◆ Work request: The word "Access" occurs in some of the lines below; copy each of those lines.

◆ Data records for software interfaces:
Start of Block

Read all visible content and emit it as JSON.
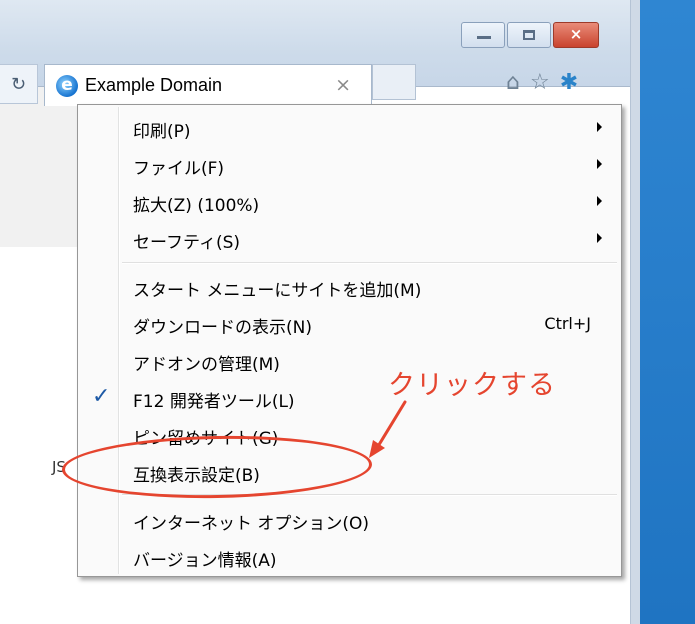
{
  "window": {
    "tab_title": "Example Domain",
    "tab_close_glyph": "×",
    "refresh_glyph": "↻",
    "buttons": {
      "minimize": "minimize",
      "maximize": "maximize",
      "close_glyph": "×"
    }
  },
  "toolbar_icons": [
    "home-icon",
    "star-icon",
    "gear-icon"
  ],
  "toolbar_glyphs": {
    "home": "⌂",
    "star": "☆",
    "gear": "✱"
  },
  "menu": {
    "items": [
      {
        "label": "印刷(P)",
        "submenu": true
      },
      {
        "label": "ファイル(F)",
        "submenu": true
      },
      {
        "label": "拡大(Z) (100%)",
        "submenu": true
      },
      {
        "label": "セーフティ(S)",
        "submenu": true
      },
      {
        "label": "スタート メニューにサイトを追加(M)"
      },
      {
        "label": "ダウンロードの表示(N)",
        "shortcut": "Ctrl+J"
      },
      {
        "label": "アドオンの管理(M)"
      },
      {
        "label": "F12 開発者ツール(L)",
        "checked": true,
        "check_glyph": "✓"
      },
      {
        "label": "ピン留めサイト(G)"
      },
      {
        "label": "互換表示設定(B)",
        "highlighted_by_annotation": true
      },
      {
        "label": "インターネット オプション(O)"
      },
      {
        "label": "バージョン情報(A)"
      }
    ]
  },
  "annotation": {
    "text": "クリックする",
    "color": "#e5452f"
  },
  "side_fragment": "JS",
  "colors": {
    "desktop": "#2a7ecb",
    "accent_red": "#e5452f",
    "check_blue": "#1e5aa6"
  }
}
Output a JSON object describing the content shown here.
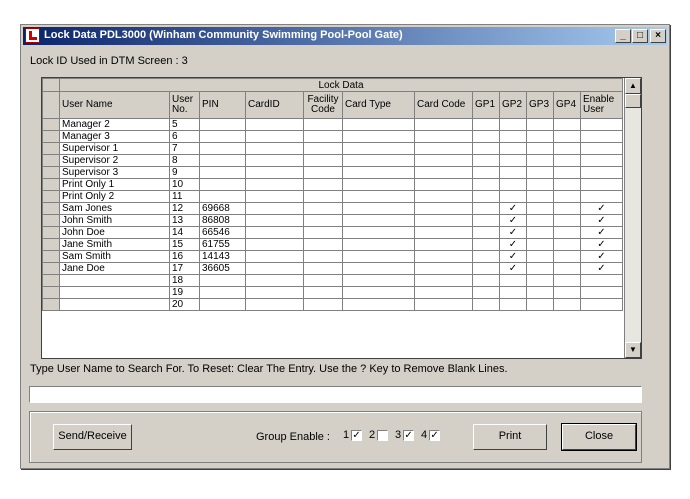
{
  "window": {
    "title": "Lock Data PDL3000 (Winham Community Swimming Pool-Pool Gate)",
    "controls": [
      "_",
      "□",
      "×"
    ]
  },
  "lock_id_label": "Lock ID Used in DTM Screen : 3",
  "grid": {
    "group_header": "Lock Data",
    "columns": [
      "User Name",
      "User No.",
      "PIN",
      "CardID",
      "Facility Code",
      "Card Type",
      "Card Code",
      "GP1",
      "GP2",
      "GP3",
      "GP4",
      "Enable User"
    ],
    "rows": [
      {
        "name": "Manager 2",
        "no": "5",
        "pin": "",
        "gp2": "",
        "enable": ""
      },
      {
        "name": "Manager 3",
        "no": "6",
        "pin": "",
        "gp2": "",
        "enable": ""
      },
      {
        "name": "Supervisor 1",
        "no": "7",
        "pin": "",
        "gp2": "",
        "enable": ""
      },
      {
        "name": "Supervisor 2",
        "no": "8",
        "pin": "",
        "gp2": "",
        "enable": ""
      },
      {
        "name": "Supervisor 3",
        "no": "9",
        "pin": "",
        "gp2": "",
        "enable": ""
      },
      {
        "name": "Print Only 1",
        "no": "10",
        "pin": "",
        "gp2": "",
        "enable": ""
      },
      {
        "name": "Print Only 2",
        "no": "11",
        "pin": "",
        "gp2": "",
        "enable": ""
      },
      {
        "name": "Sam Jones",
        "no": "12",
        "pin": "69668",
        "gp2": "✓",
        "enable": "✓"
      },
      {
        "name": "John Smith",
        "no": "13",
        "pin": "86808",
        "gp2": "✓",
        "enable": "✓"
      },
      {
        "name": "John Doe",
        "no": "14",
        "pin": "66546",
        "gp2": "✓",
        "enable": "✓"
      },
      {
        "name": "Jane Smith",
        "no": "15",
        "pin": "61755",
        "gp2": "✓",
        "enable": "✓"
      },
      {
        "name": "Sam Smith",
        "no": "16",
        "pin": "14143",
        "gp2": "✓",
        "enable": "✓"
      },
      {
        "name": "Jane Doe",
        "no": "17",
        "pin": "36605",
        "gp2": "✓",
        "enable": "✓"
      },
      {
        "name": "",
        "no": "18",
        "pin": "",
        "gp2": "",
        "enable": ""
      },
      {
        "name": "",
        "no": "19",
        "pin": "",
        "gp2": "",
        "enable": ""
      },
      {
        "name": "",
        "no": "20",
        "pin": "",
        "gp2": "",
        "enable": ""
      }
    ]
  },
  "hint": "Type User Name to Search For. To Reset: Clear The Entry. Use the ? Key to Remove Blank Lines.",
  "search_value": "",
  "buttons": {
    "send_receive": "Send/Receive",
    "print": "Print",
    "close": "Close"
  },
  "group_enable": {
    "label": "Group Enable :",
    "items": [
      {
        "label": "1",
        "checked": "✓"
      },
      {
        "label": "2",
        "checked": ""
      },
      {
        "label": "3",
        "checked": "✓"
      },
      {
        "label": "4",
        "checked": "✓"
      }
    ]
  }
}
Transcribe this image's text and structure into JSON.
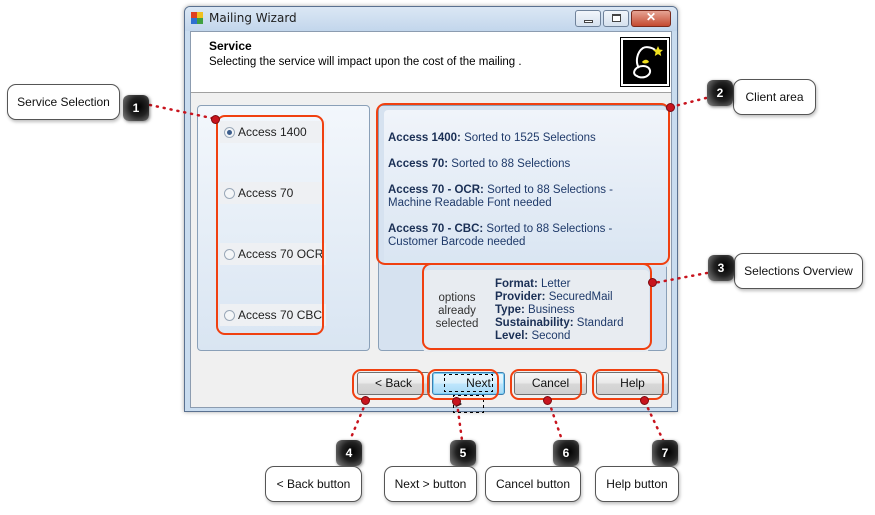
{
  "window": {
    "title": "Mailing Wizard",
    "controls": {
      "minimize": "minimize",
      "maximize": "maximize",
      "close": "close"
    }
  },
  "header": {
    "title": "Service",
    "subtitle": "Selecting the service will impact upon the cost of the mailing ."
  },
  "services": [
    {
      "label": "Access 1400",
      "checked": true
    },
    {
      "label": "Access 70",
      "checked": false
    },
    {
      "label": "Access 70 OCR",
      "checked": false
    },
    {
      "label": "Access 70 CBC",
      "checked": false
    }
  ],
  "descriptions": [
    {
      "name": "Access 1400:",
      "text": " Sorted to 1525 Selections"
    },
    {
      "name": "Access 70:",
      "text": " Sorted to 88 Selections"
    },
    {
      "name": "Access 70 - OCR:",
      "text": " Sorted to 88 Selections - Machine Readable Font needed"
    },
    {
      "name": "Access 70 - CBC:",
      "text": " Sorted to 88 Selections - Customer Barcode needed"
    }
  ],
  "overview": {
    "caption": "options already selected",
    "items": [
      {
        "key": "Format:",
        "value": " Letter"
      },
      {
        "key": "Provider:",
        "value": " SecuredMail"
      },
      {
        "key": "Type:",
        "value": " Business"
      },
      {
        "key": "Sustainability:",
        "value": " Standard"
      },
      {
        "key": "Level:",
        "value": " Second"
      }
    ]
  },
  "buttons": {
    "back": "< Back",
    "next": "Next >",
    "cancel": "Cancel",
    "help": "Help"
  },
  "annotations": [
    {
      "number": "1",
      "label": "Service Selection"
    },
    {
      "number": "2",
      "label": "Client area"
    },
    {
      "number": "3",
      "label": "Selections Overview"
    },
    {
      "number": "4",
      "label": "< Back button"
    },
    {
      "number": "5",
      "label": "Next > button"
    },
    {
      "number": "6",
      "label": "Cancel button"
    },
    {
      "number": "7",
      "label": "Help button"
    }
  ],
  "colors": {
    "highlight": "#f04010",
    "leader": "#c8141e",
    "description_text": "#1f3a6a"
  }
}
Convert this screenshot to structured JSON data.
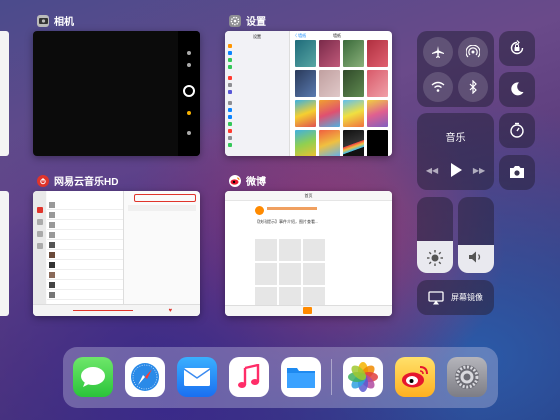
{
  "app_switcher": {
    "apps": [
      {
        "label": "相机"
      },
      {
        "label": "设置"
      },
      {
        "label": "网易云音乐HD"
      },
      {
        "label": "微博"
      }
    ],
    "settings_preview": {
      "left_title": "设置",
      "right_title": "墙纸",
      "back": "〈 墙纸"
    },
    "weibo_preview": {
      "title": "首页",
      "post": "【快讯提示】事件介绍，图片查看..."
    }
  },
  "control_center": {
    "music_title": "音乐",
    "screen_mirroring_label": "屏幕镜像",
    "brightness_level": 0.42,
    "volume_level": 0.37
  },
  "dock": {
    "apps": [
      "messages-icon",
      "safari-icon",
      "mail-icon",
      "music-icon",
      "files-icon",
      "photos-icon",
      "weibo-icon",
      "settings-icon"
    ]
  },
  "colors": {
    "accent_orange": "#ff8a00",
    "airplane_orange": "#ff9500",
    "bluetooth_blue": "#0a84ff",
    "netease_red": "#e0342b"
  }
}
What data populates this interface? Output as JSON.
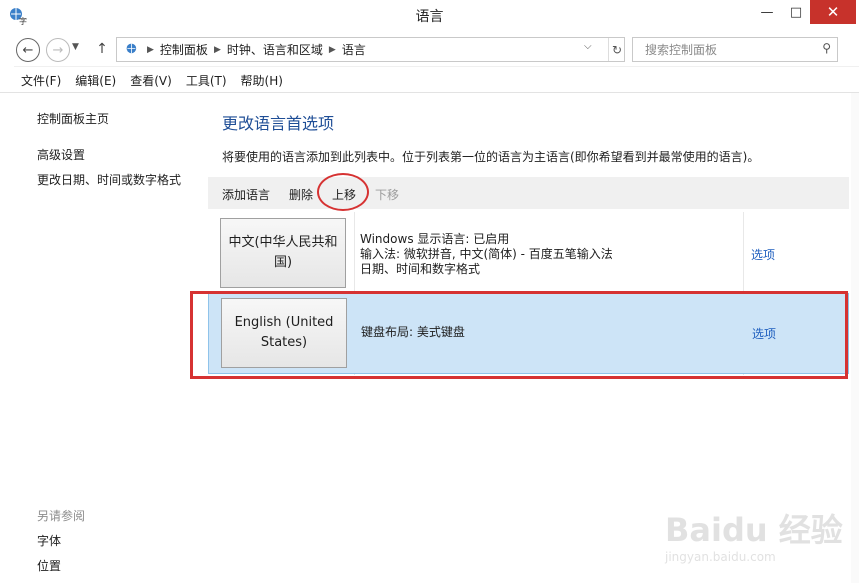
{
  "window": {
    "title": "语言"
  },
  "address": {
    "crumbs": [
      "控制面板",
      "时钟、语言和区域",
      "语言"
    ],
    "search_placeholder": "搜索控制面板"
  },
  "menu": [
    "文件(F)",
    "编辑(E)",
    "查看(V)",
    "工具(T)",
    "帮助(H)"
  ],
  "left_pane": {
    "home": "控制面板主页",
    "advanced": "高级设置",
    "date_format": "更改日期、时间或数字格式",
    "see_also": "另请参阅",
    "fonts": "字体",
    "location": "位置"
  },
  "main": {
    "title": "更改语言首选项",
    "description": "将要使用的语言添加到此列表中。位于列表第一位的语言为主语言(即你希望看到并最常使用的语言)。",
    "toolbar": {
      "add": "添加语言",
      "remove": "删除",
      "move_up": "上移",
      "move_down": "下移"
    },
    "languages": [
      {
        "name": "中文(中华人民共和国)",
        "info": [
          "Windows 显示语言: 已启用",
          "输入法: 微软拼音, 中文(简体) - 百度五笔输入法",
          "日期、时间和数字格式"
        ],
        "options": "选项"
      },
      {
        "name": "English (United States)",
        "info": [
          "键盘布局: 美式键盘"
        ],
        "options": "选项",
        "selected": true
      }
    ]
  },
  "watermark": {
    "brand": "Baidu 经验",
    "site": "jingyan.baidu.com"
  },
  "colors": {
    "highlight_red": "#d63232",
    "selected_row": "#cde4f7",
    "link_blue": "#1f5fbf",
    "title_blue": "#1f4e96",
    "close_red": "#c7322b"
  }
}
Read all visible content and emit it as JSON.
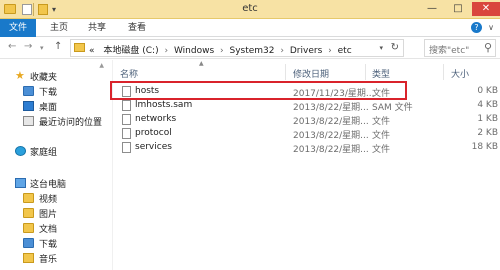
{
  "window": {
    "title": "etc",
    "minimize": "—",
    "maximize": "□",
    "close": "✕"
  },
  "ribbon": {
    "tabs": [
      "文件",
      "主页",
      "共享",
      "查看"
    ],
    "expand": "∨",
    "help": "?"
  },
  "address": {
    "back": "←",
    "forward": "→",
    "up": "↑",
    "breadcrumbs": [
      "本地磁盘 (C:)",
      "Windows",
      "System32",
      "Drivers",
      "etc"
    ],
    "prefix": "«",
    "separator": "›",
    "search_placeholder": "搜索\"etc\""
  },
  "nav": {
    "items": [
      {
        "label": "收藏夹",
        "icon": "star-icon"
      },
      {
        "label": "下载",
        "icon": "download-folder-icon"
      },
      {
        "label": "桌面",
        "icon": "desktop-icon"
      },
      {
        "label": "最近访问的位置",
        "icon": "recent-places-icon"
      },
      {
        "label": "家庭组",
        "icon": "homegroup-icon"
      },
      {
        "label": "这台电脑",
        "icon": "this-pc-icon"
      },
      {
        "label": "视频",
        "icon": "videos-folder-icon"
      },
      {
        "label": "图片",
        "icon": "pictures-folder-icon"
      },
      {
        "label": "文档",
        "icon": "documents-folder-icon"
      },
      {
        "label": "下载",
        "icon": "download-folder-icon"
      },
      {
        "label": "音乐",
        "icon": "music-folder-icon"
      }
    ]
  },
  "files": {
    "columns": [
      "名称",
      "修改日期",
      "类型",
      "大小"
    ],
    "rows": [
      {
        "name": "hosts",
        "date": "2017/11/23/星期...",
        "type": "文件",
        "size": "0 KB"
      },
      {
        "name": "lmhosts.sam",
        "date": "2013/8/22/星期...",
        "type": "SAM 文件",
        "size": "4 KB"
      },
      {
        "name": "networks",
        "date": "2013/8/22/星期...",
        "type": "文件",
        "size": "1 KB"
      },
      {
        "name": "protocol",
        "date": "2013/8/22/星期...",
        "type": "文件",
        "size": "2 KB"
      },
      {
        "name": "services",
        "date": "2013/8/22/星期...",
        "type": "文件",
        "size": "18 KB"
      }
    ],
    "highlight_color": "#d9232b"
  },
  "colors": {
    "titlebar": "#f7e2a4",
    "file_tab": "#1979ca",
    "close_button": "#d9463d"
  }
}
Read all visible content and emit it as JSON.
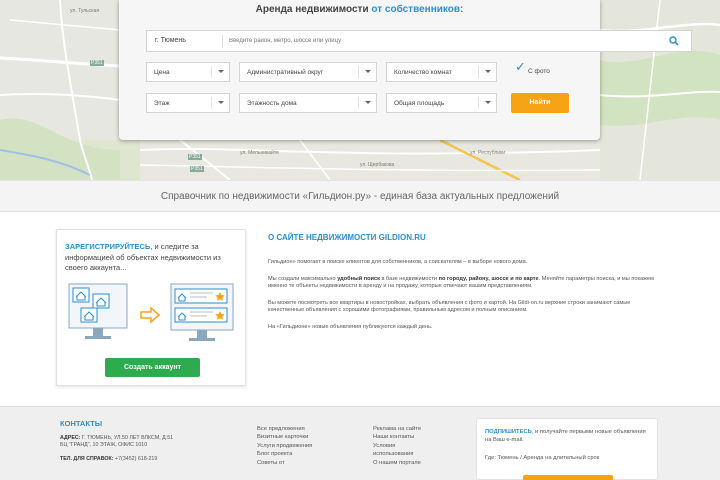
{
  "map": {
    "labels": [
      "ул. Тульская",
      "Р351",
      "Р351",
      "Р351",
      "ул. Мельникайте",
      "ул. Щербакова",
      "ул. Республики"
    ]
  },
  "search": {
    "title_main": "Аренда недвижимости",
    "title_accent": "от собственников:",
    "city": "г. Тюмень",
    "location_placeholder": "Введите район, метро, шоссе или улицу",
    "filters": {
      "price": "Цена",
      "district": "Административный округ",
      "rooms": "Количество комнат",
      "floor": "Этаж",
      "floors_in_house": "Этажность дома",
      "total_area": "Общая площадь"
    },
    "with_photo_label": "С фото",
    "with_photo_checked": true,
    "find_button": "Найти"
  },
  "tagline": "Справочник по недвижимости «Гильдион.ру» - единая база актуальных предложений",
  "register": {
    "highlight": "ЗАРЕГИСТРИРУЙТЕСЬ",
    "text": ", и следите за информацией об объектах недвижимости из своего аккаунта...",
    "button": "Создать аккаунт"
  },
  "about": {
    "title": "О САЙТЕ НЕДВИЖИМОСТИ GILDION.RU",
    "p1": "Гильдион» помогает в поиске клиентов для собственников, а соискателям – в выборе нового дома.",
    "p2_a": "Мы создали максимально ",
    "p2_b": "удобный поиск",
    "p2_c": " в базе недвижимости ",
    "p2_d": "по городу, району, шоссе и по карте",
    "p2_e": ". Меняйте параметры поиска, и мы покажем именно те объекты недвижимости в аренду и на продажу, которые отвечают вашим представлениям.",
    "p3": "Вы можете посмотреть все квартиры в новостройках, выбрать объявления с фото и картой. На Gildi-on.ru верхние строки занимают самые качественные объявления с хорошими фотографиями, правильным адресом и полным описанием.",
    "p4": "На «Гильдионе» новые объявления публикуются каждый день."
  },
  "footer": {
    "contacts_title": "КОНТАКТЫ",
    "address_label": "АДРЕС:",
    "address_line1": " Г. ТЮМЕНЬ, УЛ.50 ЛЕТ ВЛКСМ, Д.51",
    "address_line2": "БЦ \"ГРАНД\", 10 ЭТАЖ, ОФИС 1010",
    "phone_label": "ТЕЛ. ДЛЯ СПРАВОК:",
    "phone": " +7(3452) 618-219",
    "col1": [
      "Все предложения",
      "Визитные карточки",
      "Услуги продвижения",
      "Блог проекта",
      "Советы от"
    ],
    "col2": [
      "Реклама на сайте",
      "Наши контакты",
      "Условия",
      "использования",
      "О нашем портале"
    ],
    "subscribe_highlight": "ПОДПИШИТЕСЬ",
    "subscribe_text": ", и получайте первыми новые объявления на Ваш e-mail.",
    "subscribe_query": "Где: Тюмень / Аренда на длительный срок"
  },
  "colors": {
    "accent": "#2a8fd0",
    "orange": "#f6a416",
    "green": "#2dab4e"
  }
}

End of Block

◆ Exercise result:
      "label": "Access 1400",
      "label": "Access 70",
      "label": "Access 70 OCR",
      "label": "Access 70 CBC",
      "name": "Access 1400:",
      "name": "Access 70:",
      "name": "Access 70 - OCR:",
      "name": "Access 70 - CBC:",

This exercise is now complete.